‘Pixel’ is an abbreviation of ‘picture element’: the basic unit of information in an image.
‘Bit’ – as in gigabit – is short for ‘binary digit’: the basic unit of information in a binary (digital) system.
‘Flops’ – as in teraflops – are a measure of floating point operations per second.
These abbreviations (portmanteau words and acronyms) are a wonderfully accurate way to communicate a complex concept. They roll off the tongue. They pack maximum meaning into minimum space. They’re clever, without being cutesy.
As an editor at Editor Group, I spend much of my time proofreading complex material for the IT, finance and professional services industries, and I see a lot of neologisms and portmanteau words. ‘Technopreneur’ (a technological entrepreneur) comes to mind.

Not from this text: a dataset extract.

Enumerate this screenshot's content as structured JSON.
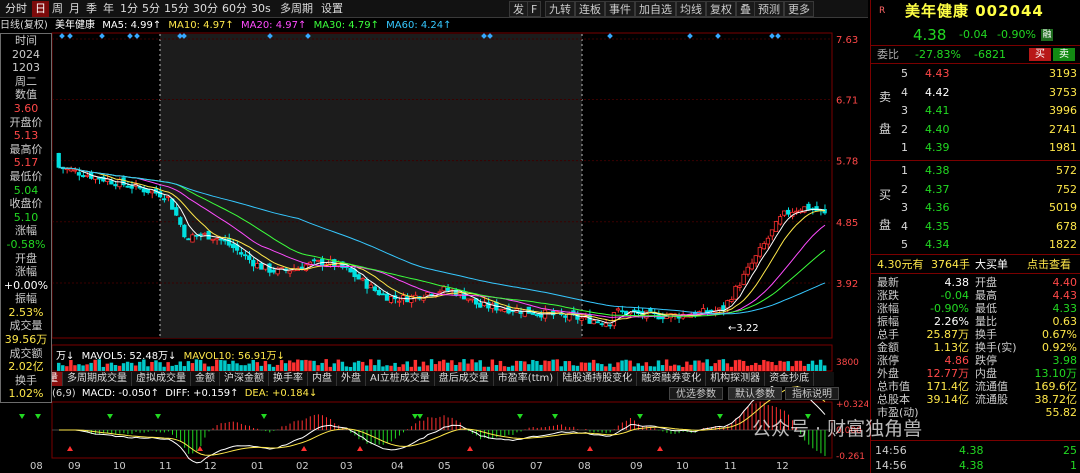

Those who first used ‘pixel’ to describe the basic constituent part of an image, and ‘bit’ to describe a single unit of information were as linguistically creative as the Greek philosopher Democritus, who in 450 BCE first used the word átomos or ‘uncuttable’ to describe the smallest indivisible particle of matter. (He didn’t have access to the equipment required to observe neutrons and electrons, let alone Higgs bosons.)
Language is as fluid as a lava lamp and as organic as a beachside raw juice bar. Uniquely, it evolves … by way of creationism.
So yes, neologisms (and portmanteau words in particular) can be beautiful things. However, not all are as apt or insightful as ‘pixel’ and ‘bit’. Not all contribute equal value to the English language (and beyond). Many are lengthy and messy. There is nothing beautiful, for example, about the word ‘technopreneur’. ‘Jeggings’ and ‘frenemy’ aren’t particularly great either.
Things get even more confusing when industry jargon comes in the form of an already existing word or phrase like ‘synergise’, ‘virtualisation’ or ‘big data’. But there are times when a neologism – or one of these pre-existing, previously non–industry specific terms – is the right word.
While it can be hard to escape these terms, I’ve discovered that there are (at least) two very easy ways to avoid confusing your reader: keep everything else simple, and be prepared to explain yourself.
Keep it simple
It’s one thing to resist the lure of the latest buzzword, but sometimes no other word will do. If we have to use on-trend or ‘in-crowd’ words, we can at least surround them with simple, clear language to avoid additional confusion. The phrase ‘a newly developed data storage system that scales to meet future demand’, for example, is inherently easier to read and understand than ‘an innovative, extensible information retention environment solution’.
‘Linkage’ may well be a word, but ‘link’ is cleaner, clearer and does the same job in only one syllable.
You could say ‘A impacts on B’, but ‘A has an impact on B’ is the grammatically correct phrase. ‘A affects B’ is even better – it’s correct, direct and doesn’t eat into your word limit.
Keep it simple, and you won’t lose your audience.
Secondly, if you must use niche technical terminology – or if you’re intent on testing out your own neologisms, as the creators of ‘bit’ and ‘pixel’ once were – you should be willing and able to explain the concept in plain English. (A good test is whether your mum would understand it if you were explaining it to her … over the phone.)
These days you won’t need to explain ‘blog’, ‘infographic’ or ‘website’, but you should be prepared to spell out the basic meaning of ‘blade server’ (a pared-back modular server computer), ‘petaflops’ (really fast) and ‘failover’ (a backup for your backup) parenthetically at least the first time you use them.
And remember that while your audience may be on a first-name basis with many of the concepts in your industry, the relationship may not have progressed to comfortably using nicknames. If you need to use an acronym – even a common one like VoIP (voice over internet protocol), SaaS (software as a service) or TCO (total cost of ownership) – spell it out the first time. Ninety per cent of your audience may already be acquainted with the meaning, but the other 10 per cent will be forever indebted to you for introducing them properly.
Olivia McDowell edits and proofreads documents for all Editor Group’s clients, including those in the IT, finance and professional services industries. She studied law so she knows how to decipher needlessly convoluted language, and she would like the world to know that ‘impactful’ isn’t a real word. To contact Olivia to argue the case for your favourite neologism or help on your next editorial project, call (02) 8912 9511 or email firstname.lastname@example.org.